**Work request**
Every entry below should appear in the answer exactly as written, apart from the pictures.

[Saved data entries]
========================

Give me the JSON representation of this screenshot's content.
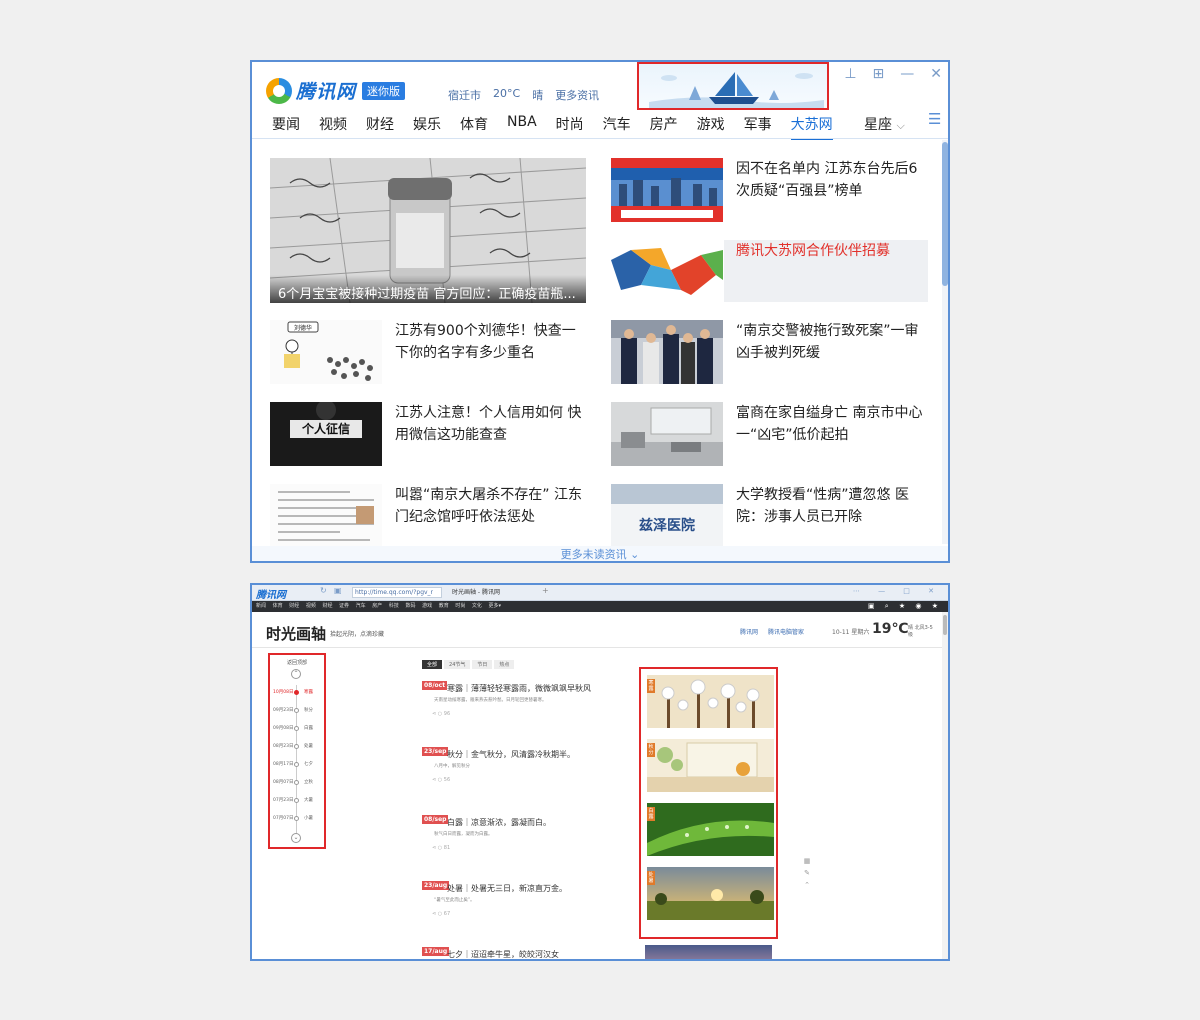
{
  "app": {
    "logo_text": "腾讯网",
    "mini_badge": "迷你版",
    "weather": {
      "city": "宿迁市",
      "temp": "20°C",
      "condition": "晴",
      "more": "更多资讯"
    },
    "window_controls": [
      "pin",
      "maximize",
      "minimize",
      "close"
    ]
  },
  "nav": {
    "items": [
      "要闻",
      "视频",
      "财经",
      "娱乐",
      "体育",
      "NBA",
      "时尚",
      "汽车",
      "房产",
      "游戏",
      "军事",
      "大苏网"
    ],
    "active": "大苏网",
    "more": "星座",
    "menu_icon": "menu-icon"
  },
  "news": {
    "hero_caption": "6个月宝宝被接种过期疫苗 官方回应：正确疫苗瓶...",
    "right_top": [
      {
        "title": "因不在名单内 江苏东台先后6次质疑“百强县”榜单"
      },
      {
        "title": "腾讯大苏网合作伙伴招募",
        "highlight": true
      }
    ],
    "rows": [
      {
        "left": "江苏有900个刘德华！快查一下你的名字有多少重名",
        "right": "“南京交警被拖行致死案”一审凶手被判死缓"
      },
      {
        "left": "江苏人注意！个人信用如何 快用微信这功能查查",
        "right": "富商在家自缢身亡 南京市中心一“凶宅”低价起拍"
      },
      {
        "left": "叫嚣“南京大屠杀不存在” 江东门纪念馆呼吁依法惩处",
        "right": "大学教授看“性病”遭忽悠 医院：涉事人员已开除"
      }
    ],
    "more_unread": "更多未读资讯",
    "thumb_text": {
      "credit": "个人征信",
      "cartoon": "刘德华",
      "hospital": "兹泽医院"
    }
  },
  "browser2": {
    "logo": "腾讯网",
    "url": "http://time.qq.com/?pgv_r",
    "tab_title": "时光画轴 - 腾讯网",
    "top_nav": [
      "新闻",
      "体育",
      "财经",
      "视频",
      "财经",
      "证券",
      "汽车",
      "房产",
      "科技",
      "数码",
      "游戏",
      "教育",
      "时尚",
      "文化",
      "更多▾"
    ],
    "site_title": "时光画轴",
    "site_sub": "拾起光阴，点滴珍藏",
    "header_links": [
      "腾讯网",
      "腾讯电脑管家"
    ],
    "date": "10-11 星期六",
    "temp": "19℃",
    "temp_meta": "晴 北风3-5级",
    "timeline": {
      "label": "返回顶部",
      "rows": [
        {
          "date": "10月08日",
          "name": "寒露",
          "active": true
        },
        {
          "date": "09月23日",
          "name": "秋分"
        },
        {
          "date": "09月08日",
          "name": "白露"
        },
        {
          "date": "08月23日",
          "name": "处暑"
        },
        {
          "date": "08月17日",
          "name": "七夕"
        },
        {
          "date": "08月07日",
          "name": "立秋"
        },
        {
          "date": "07月23日",
          "name": "大暑"
        },
        {
          "date": "07月07日",
          "name": "小暑"
        }
      ]
    },
    "filter_tabs": [
      "全部",
      "24节气",
      "节日",
      "热点"
    ],
    "entries": [
      {
        "date": "08/oct",
        "title": "寒露｜薄薄轻轻寒露雨，微微飒飒早秋风",
        "desc": "天南星动候寒露，雁来燕去惹吟愁。日月轮回更替暑寒。",
        "meta": "96"
      },
      {
        "date": "23/sep",
        "title": "秋分｜金气秋分，风清露冷秋期半。",
        "desc": "八月中，解见秋分",
        "meta": "56"
      },
      {
        "date": "08/sep",
        "title": "白露｜凉意渐浓，露凝而白。",
        "desc": "秋气白日而露，凝而为白露。",
        "meta": "81"
      },
      {
        "date": "23/aug",
        "title": "处暑｜处暑无三日，新凉直万金。",
        "desc": "“暑气至此而止矣”。",
        "meta": "67"
      },
      {
        "date": "17/aug",
        "title": "七夕｜迢迢牵牛星，皎皎河汉女",
        "desc": "",
        "meta": ""
      }
    ],
    "image_tags": [
      "寒露",
      "秋分",
      "白露",
      "处暑"
    ]
  }
}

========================

**Output below**
Give me the JSON representation of this screenshot's content.
{
  "app": {
    "logo_text": "腾讯网",
    "mini_badge": "迷你版",
    "weather": {
      "city": "宿迁市",
      "temp": "20°C",
      "condition": "晴",
      "more": "更多资讯"
    },
    "window_controls": [
      "pin",
      "maximize",
      "minimize",
      "close"
    ]
  },
  "nav": {
    "items": [
      "要闻",
      "视频",
      "财经",
      "娱乐",
      "体育",
      "NBA",
      "时尚",
      "汽车",
      "房产",
      "游戏",
      "军事",
      "大苏网"
    ],
    "active": "大苏网",
    "more": "星座",
    "menu_icon": "menu-icon"
  },
  "news": {
    "hero_caption": "6个月宝宝被接种过期疫苗 官方回应：正确疫苗瓶...",
    "right_top": [
      {
        "title": "因不在名单内 江苏东台先后6次质疑“百强县”榜单"
      },
      {
        "title": "腾讯大苏网合作伙伴招募",
        "highlight": true
      }
    ],
    "rows": [
      {
        "left": "江苏有900个刘德华！快查一下你的名字有多少重名",
        "right": "“南京交警被拖行致死案”一审凶手被判死缓"
      },
      {
        "left": "江苏人注意！个人信用如何 快用微信这功能查查",
        "right": "富商在家自缢身亡 南京市中心一“凶宅”低价起拍"
      },
      {
        "left": "叫嚣“南京大屠杀不存在” 江东门纪念馆呼吁依法惩处",
        "right": "大学教授看“性病”遭忽悠 医院：涉事人员已开除"
      }
    ],
    "more_unread": "更多未读资讯",
    "thumb_text": {
      "credit": "个人征信",
      "cartoon": "刘德华",
      "hospital": "兹泽医院"
    }
  },
  "browser2": {
    "logo": "腾讯网",
    "url": "http://time.qq.com/?pgv_r",
    "tab_title": "时光画轴 - 腾讯网",
    "top_nav": [
      "新闻",
      "体育",
      "财经",
      "视频",
      "财经",
      "证券",
      "汽车",
      "房产",
      "科技",
      "数码",
      "游戏",
      "教育",
      "时尚",
      "文化",
      "更多▾"
    ],
    "site_title": "时光画轴",
    "site_sub": "拾起光阴，点滴珍藏",
    "header_links": [
      "腾讯网",
      "腾讯电脑管家"
    ],
    "date": "10-11 星期六",
    "temp": "19℃",
    "temp_meta": "晴 北风3-5级",
    "timeline": {
      "label": "返回顶部",
      "rows": [
        {
          "date": "10月08日",
          "name": "寒露",
          "active": true
        },
        {
          "date": "09月23日",
          "name": "秋分"
        },
        {
          "date": "09月08日",
          "name": "白露"
        },
        {
          "date": "08月23日",
          "name": "处暑"
        },
        {
          "date": "08月17日",
          "name": "七夕"
        },
        {
          "date": "08月07日",
          "name": "立秋"
        },
        {
          "date": "07月23日",
          "name": "大暑"
        },
        {
          "date": "07月07日",
          "name": "小暑"
        }
      ]
    },
    "filter_tabs": [
      "全部",
      "24节气",
      "节日",
      "热点"
    ],
    "entries": [
      {
        "date": "08/oct",
        "title": "寒露｜薄薄轻轻寒露雨，微微飒飒早秋风",
        "desc": "天南星动候寒露，雁来燕去惹吟愁。日月轮回更替暑寒。",
        "meta": "96"
      },
      {
        "date": "23/sep",
        "title": "秋分｜金气秋分，风清露冷秋期半。",
        "desc": "八月中，解见秋分",
        "meta": "56"
      },
      {
        "date": "08/sep",
        "title": "白露｜凉意渐浓，露凝而白。",
        "desc": "秋气白日而露，凝而为白露。",
        "meta": "81"
      },
      {
        "date": "23/aug",
        "title": "处暑｜处暑无三日，新凉直万金。",
        "desc": "“暑气至此而止矣”。",
        "meta": "67"
      },
      {
        "date": "17/aug",
        "title": "七夕｜迢迢牵牛星，皎皎河汉女",
        "desc": "",
        "meta": ""
      }
    ],
    "image_tags": [
      "寒露",
      "秋分",
      "白露",
      "处暑"
    ]
  }
}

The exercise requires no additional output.